Mix-match my neighbors
Cutest narcissist am I
Don't listen to me
(citygirl)

Amazon.com Amazon.com Review (ISBN 0141439580, Paperback)

Of all Jane Austen's heroines, Emma Woodhouse is the most flawed, the most infuriating, and, in the end, the most endearing. Pride and Prejudice's Lizzie Bennet has more wit and sparkle; Catherine Morland in Northanger Abbey more imagination; and Sense and Sensibility's Elinor Dashwood certainly more sense--but Emma is lovable precisely because she is so imperfect. Austen only completed six novels in her lifetime, of which five feature young women whose chances for making a good marriage depend greatly on financial issues, and whose prospects if they fail are rather grim. Emma is the exception: "Emma Woodhouse, handsome, clever, and rich, with a comfortable home and happy disposition seemed to unite some of the best blessings of existence; and had lived nearly twenty-one years in the world with very little to distress or vex her." One may be tempted to wonder what Austen could possibly find to say about so fortunate a character. The answer is, quite a lot.

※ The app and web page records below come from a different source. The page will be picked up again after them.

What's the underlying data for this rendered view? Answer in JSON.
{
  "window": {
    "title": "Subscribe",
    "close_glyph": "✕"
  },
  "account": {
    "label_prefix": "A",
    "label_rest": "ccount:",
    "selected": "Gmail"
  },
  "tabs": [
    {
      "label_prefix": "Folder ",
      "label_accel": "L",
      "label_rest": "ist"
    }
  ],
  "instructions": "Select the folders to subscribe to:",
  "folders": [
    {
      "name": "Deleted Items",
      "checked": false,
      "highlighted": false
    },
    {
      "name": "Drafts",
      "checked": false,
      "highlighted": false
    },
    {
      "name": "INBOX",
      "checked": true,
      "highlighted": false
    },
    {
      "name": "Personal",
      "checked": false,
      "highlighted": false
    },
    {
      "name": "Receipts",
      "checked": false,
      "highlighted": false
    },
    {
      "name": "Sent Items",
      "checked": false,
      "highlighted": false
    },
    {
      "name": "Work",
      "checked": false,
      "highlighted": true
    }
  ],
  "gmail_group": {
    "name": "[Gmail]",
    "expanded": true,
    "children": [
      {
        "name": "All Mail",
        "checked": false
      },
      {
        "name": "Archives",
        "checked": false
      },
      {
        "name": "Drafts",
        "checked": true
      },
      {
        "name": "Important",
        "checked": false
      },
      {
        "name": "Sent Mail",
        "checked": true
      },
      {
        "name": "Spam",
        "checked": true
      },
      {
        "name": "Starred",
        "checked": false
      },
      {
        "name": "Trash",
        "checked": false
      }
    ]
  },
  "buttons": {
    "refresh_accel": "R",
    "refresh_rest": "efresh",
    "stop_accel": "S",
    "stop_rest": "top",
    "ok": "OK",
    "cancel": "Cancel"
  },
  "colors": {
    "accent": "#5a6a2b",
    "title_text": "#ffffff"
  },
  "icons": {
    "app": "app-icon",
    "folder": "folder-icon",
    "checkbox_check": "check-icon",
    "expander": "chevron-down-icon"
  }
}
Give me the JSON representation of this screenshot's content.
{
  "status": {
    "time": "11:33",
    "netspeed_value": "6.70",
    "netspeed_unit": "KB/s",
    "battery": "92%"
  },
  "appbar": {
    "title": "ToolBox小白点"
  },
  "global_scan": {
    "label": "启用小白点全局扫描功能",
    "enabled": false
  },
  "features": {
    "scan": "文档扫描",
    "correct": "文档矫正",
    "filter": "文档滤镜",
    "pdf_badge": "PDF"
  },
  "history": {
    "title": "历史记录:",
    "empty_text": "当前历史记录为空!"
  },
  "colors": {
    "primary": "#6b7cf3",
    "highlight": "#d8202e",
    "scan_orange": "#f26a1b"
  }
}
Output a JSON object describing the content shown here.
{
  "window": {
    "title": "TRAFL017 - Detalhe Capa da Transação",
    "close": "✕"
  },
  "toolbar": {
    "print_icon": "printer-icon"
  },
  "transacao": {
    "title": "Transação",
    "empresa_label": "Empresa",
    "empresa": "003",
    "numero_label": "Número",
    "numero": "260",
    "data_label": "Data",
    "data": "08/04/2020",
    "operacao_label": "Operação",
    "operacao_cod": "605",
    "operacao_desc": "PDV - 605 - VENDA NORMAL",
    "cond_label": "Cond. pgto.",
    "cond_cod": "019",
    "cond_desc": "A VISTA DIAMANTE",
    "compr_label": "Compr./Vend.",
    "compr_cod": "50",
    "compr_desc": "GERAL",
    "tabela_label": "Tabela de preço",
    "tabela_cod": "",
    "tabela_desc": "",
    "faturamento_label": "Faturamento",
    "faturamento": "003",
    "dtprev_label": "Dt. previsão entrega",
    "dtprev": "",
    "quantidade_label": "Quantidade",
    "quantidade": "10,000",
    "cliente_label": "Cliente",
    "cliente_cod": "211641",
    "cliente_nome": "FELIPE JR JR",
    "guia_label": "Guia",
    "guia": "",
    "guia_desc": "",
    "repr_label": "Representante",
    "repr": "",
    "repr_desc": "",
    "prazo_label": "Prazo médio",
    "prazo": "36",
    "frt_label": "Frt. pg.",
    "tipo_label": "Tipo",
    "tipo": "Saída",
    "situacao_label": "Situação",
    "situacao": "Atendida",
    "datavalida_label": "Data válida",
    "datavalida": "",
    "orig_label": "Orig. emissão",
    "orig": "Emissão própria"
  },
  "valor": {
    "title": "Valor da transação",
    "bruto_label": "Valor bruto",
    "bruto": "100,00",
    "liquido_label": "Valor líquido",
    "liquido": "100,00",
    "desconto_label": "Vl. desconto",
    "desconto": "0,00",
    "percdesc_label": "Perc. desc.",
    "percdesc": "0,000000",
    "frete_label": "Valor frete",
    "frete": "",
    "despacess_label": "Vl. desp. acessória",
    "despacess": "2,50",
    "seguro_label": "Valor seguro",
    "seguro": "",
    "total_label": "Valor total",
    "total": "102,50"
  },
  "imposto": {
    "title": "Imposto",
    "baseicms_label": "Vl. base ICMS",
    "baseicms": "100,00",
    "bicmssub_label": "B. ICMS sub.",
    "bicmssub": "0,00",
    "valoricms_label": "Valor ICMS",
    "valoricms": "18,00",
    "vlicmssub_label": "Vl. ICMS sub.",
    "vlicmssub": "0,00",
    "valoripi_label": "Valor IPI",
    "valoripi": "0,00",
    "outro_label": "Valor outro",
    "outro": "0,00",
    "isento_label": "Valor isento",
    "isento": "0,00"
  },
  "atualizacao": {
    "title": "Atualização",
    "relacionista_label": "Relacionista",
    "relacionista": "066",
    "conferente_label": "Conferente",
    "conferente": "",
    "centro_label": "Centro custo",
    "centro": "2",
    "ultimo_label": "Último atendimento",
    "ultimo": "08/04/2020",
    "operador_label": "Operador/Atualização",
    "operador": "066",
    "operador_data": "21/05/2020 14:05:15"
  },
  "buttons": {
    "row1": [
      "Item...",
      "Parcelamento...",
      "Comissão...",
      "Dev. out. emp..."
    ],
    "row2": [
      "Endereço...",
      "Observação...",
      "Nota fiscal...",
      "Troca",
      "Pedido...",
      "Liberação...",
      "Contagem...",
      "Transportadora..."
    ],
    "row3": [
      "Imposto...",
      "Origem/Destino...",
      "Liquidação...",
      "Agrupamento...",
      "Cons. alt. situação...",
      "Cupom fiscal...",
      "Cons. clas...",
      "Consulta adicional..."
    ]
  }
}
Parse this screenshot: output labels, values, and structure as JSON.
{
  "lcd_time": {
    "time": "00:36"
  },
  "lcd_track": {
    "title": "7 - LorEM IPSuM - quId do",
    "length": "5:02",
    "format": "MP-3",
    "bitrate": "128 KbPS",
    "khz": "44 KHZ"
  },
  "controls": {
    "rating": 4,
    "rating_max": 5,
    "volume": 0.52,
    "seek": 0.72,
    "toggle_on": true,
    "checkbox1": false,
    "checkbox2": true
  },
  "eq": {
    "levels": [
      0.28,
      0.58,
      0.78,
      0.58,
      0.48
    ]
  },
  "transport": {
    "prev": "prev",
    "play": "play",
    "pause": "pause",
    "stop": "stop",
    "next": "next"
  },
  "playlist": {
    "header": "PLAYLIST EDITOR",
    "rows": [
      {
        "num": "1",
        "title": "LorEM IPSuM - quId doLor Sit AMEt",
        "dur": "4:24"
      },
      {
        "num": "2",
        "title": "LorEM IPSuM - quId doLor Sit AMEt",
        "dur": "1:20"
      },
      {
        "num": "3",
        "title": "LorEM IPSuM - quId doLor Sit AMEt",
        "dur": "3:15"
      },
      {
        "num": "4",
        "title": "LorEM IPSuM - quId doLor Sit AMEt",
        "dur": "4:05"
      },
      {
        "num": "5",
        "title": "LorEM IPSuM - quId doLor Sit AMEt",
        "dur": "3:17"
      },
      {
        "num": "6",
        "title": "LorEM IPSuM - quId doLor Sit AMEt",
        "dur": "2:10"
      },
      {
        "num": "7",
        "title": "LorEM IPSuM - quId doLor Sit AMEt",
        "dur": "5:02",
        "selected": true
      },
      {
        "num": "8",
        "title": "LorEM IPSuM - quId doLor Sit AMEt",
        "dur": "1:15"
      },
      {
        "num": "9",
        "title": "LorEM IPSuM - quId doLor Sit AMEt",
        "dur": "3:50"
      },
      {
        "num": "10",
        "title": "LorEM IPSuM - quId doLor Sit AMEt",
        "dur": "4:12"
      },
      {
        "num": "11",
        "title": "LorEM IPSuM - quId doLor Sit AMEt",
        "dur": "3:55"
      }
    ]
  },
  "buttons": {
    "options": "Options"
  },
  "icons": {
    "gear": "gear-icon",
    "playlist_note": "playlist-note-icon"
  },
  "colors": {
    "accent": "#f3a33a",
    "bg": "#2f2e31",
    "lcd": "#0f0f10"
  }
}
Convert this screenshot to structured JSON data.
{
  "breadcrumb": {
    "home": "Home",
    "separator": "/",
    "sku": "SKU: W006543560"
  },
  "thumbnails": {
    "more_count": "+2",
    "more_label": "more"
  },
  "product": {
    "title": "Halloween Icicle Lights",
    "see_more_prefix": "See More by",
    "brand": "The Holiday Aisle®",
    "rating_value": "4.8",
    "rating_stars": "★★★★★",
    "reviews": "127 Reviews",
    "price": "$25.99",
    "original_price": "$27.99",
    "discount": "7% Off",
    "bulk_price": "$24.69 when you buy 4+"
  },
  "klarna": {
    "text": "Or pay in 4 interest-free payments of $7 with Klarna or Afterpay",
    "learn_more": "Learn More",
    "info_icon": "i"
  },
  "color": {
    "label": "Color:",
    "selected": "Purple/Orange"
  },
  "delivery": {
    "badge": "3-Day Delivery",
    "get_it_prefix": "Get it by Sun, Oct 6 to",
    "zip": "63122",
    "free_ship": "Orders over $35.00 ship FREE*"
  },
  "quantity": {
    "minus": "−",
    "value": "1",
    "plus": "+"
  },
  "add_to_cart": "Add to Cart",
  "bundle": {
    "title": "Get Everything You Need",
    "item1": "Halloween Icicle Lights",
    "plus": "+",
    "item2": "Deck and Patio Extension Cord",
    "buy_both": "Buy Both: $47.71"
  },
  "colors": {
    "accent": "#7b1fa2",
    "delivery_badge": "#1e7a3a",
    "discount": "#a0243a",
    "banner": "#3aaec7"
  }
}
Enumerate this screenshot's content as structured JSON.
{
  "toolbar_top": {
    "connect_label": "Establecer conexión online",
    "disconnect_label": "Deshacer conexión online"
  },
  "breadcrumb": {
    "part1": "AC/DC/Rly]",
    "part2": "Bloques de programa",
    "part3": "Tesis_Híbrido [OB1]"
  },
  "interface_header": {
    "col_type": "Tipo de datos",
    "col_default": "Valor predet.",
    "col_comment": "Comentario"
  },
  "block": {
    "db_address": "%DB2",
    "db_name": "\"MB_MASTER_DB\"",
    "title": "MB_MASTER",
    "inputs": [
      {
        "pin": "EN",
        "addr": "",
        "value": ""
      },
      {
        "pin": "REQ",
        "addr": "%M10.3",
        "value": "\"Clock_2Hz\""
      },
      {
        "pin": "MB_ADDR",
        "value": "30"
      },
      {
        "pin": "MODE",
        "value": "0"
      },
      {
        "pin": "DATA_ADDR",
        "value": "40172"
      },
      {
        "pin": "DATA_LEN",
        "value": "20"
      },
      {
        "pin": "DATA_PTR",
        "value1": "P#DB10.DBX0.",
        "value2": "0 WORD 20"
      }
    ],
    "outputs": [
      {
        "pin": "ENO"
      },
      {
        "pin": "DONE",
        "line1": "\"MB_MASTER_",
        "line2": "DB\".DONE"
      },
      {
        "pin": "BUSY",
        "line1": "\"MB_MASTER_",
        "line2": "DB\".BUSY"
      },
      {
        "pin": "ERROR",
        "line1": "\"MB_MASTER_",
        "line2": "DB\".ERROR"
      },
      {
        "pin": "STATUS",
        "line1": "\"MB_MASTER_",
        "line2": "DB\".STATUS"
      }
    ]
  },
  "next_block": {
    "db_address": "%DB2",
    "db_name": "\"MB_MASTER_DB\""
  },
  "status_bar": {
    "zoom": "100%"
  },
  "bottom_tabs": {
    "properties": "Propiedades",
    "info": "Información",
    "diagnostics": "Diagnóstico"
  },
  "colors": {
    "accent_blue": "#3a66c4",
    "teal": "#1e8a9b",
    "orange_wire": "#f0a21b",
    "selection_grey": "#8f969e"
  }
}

For Emma, raised to think well of herself, has such a high opinion of her own worth that it blinds her to the opinions of others. The story revolves around a comedy of errors: Emma befriends Harriet Smith, a young woman of unknown parentage, and attempts to remake her in her own image. Ignoring the gaping difference in their respective fortunes and stations in life, Emma convinces herself and her friend that Harriet should look as high as Emma herself might for a husband--and she zeroes in on an ambitious vicar as the perfect match. At the same time, she reads too much into a flirtation with Frank Churchill, the newly arrived son of family friends, and thoughtlessly starts a rumor about poor but beautiful Jane Fairfax, the beloved niece of two genteelly impoverished elderly ladies in the village. As Emma's fantastically misguided schemes threaten to surge out of control, the voice of reason is provided by Mr. Knightly, the Woodhouse's longtime friend and neighbor. Though Austen herself described Emma as "a heroine whom no one but myself will much like," she endowed her creation with enough charm to see her through her most egregious behavior, and the saving grace of being able to learn from her mistakes. By the end of the novel Harriet, Frank, and Jane are all properly accounted for, Emma is wiser (though certainly not sadder), and the reader has had the satisfaction of enjoying Jane Austen at the height of her powers. --Alix Wilber

(retrieved from Amazon Mon, 30 Sep 2013 13:52:16 -0400)

(see all 9 descriptions)

Emma Woodhouse is one of Austen's most captivating and vivid characters. Beautiful, spoilt, vain and irrepressibly witty, Emma organizes the lives of the inhabitants of her sleepy little village and plays matchmaker with devastating effect.

(summary from another edition)

» see all 50 descriptions

Quick Links

Popular covers

Rating

Average: (4.09)
0.5 6
1 60
1.5 10
2 176
2.5 43
3 831
3.5 230
4 1980
4.5 254
5 1963

Audible.com

38 editions of this book were published by Audible.com.

See editions

Penguin Australia

4 editions of this book were published by Penguin Australia.

Editions: 0141439580, 0141028092, 0143106465, 0141199520

Urban Romantics

2 editions of this book were published by Urban Romantics.

Editions: 1909175951, 1909175315

Recorded Books

An edition of this book was published by Recorded Books.

» Publisher information page

Is this you?

Become a LibraryThing Author.

 

Help/FAQs | About | Privacy/Terms | Blog | Contact | LibraryThing.com | APIs | WikiThing | Common Knowledge | Legacy Libraries | Early Reviewers | 94,455,383 books! | Top bar: Always visible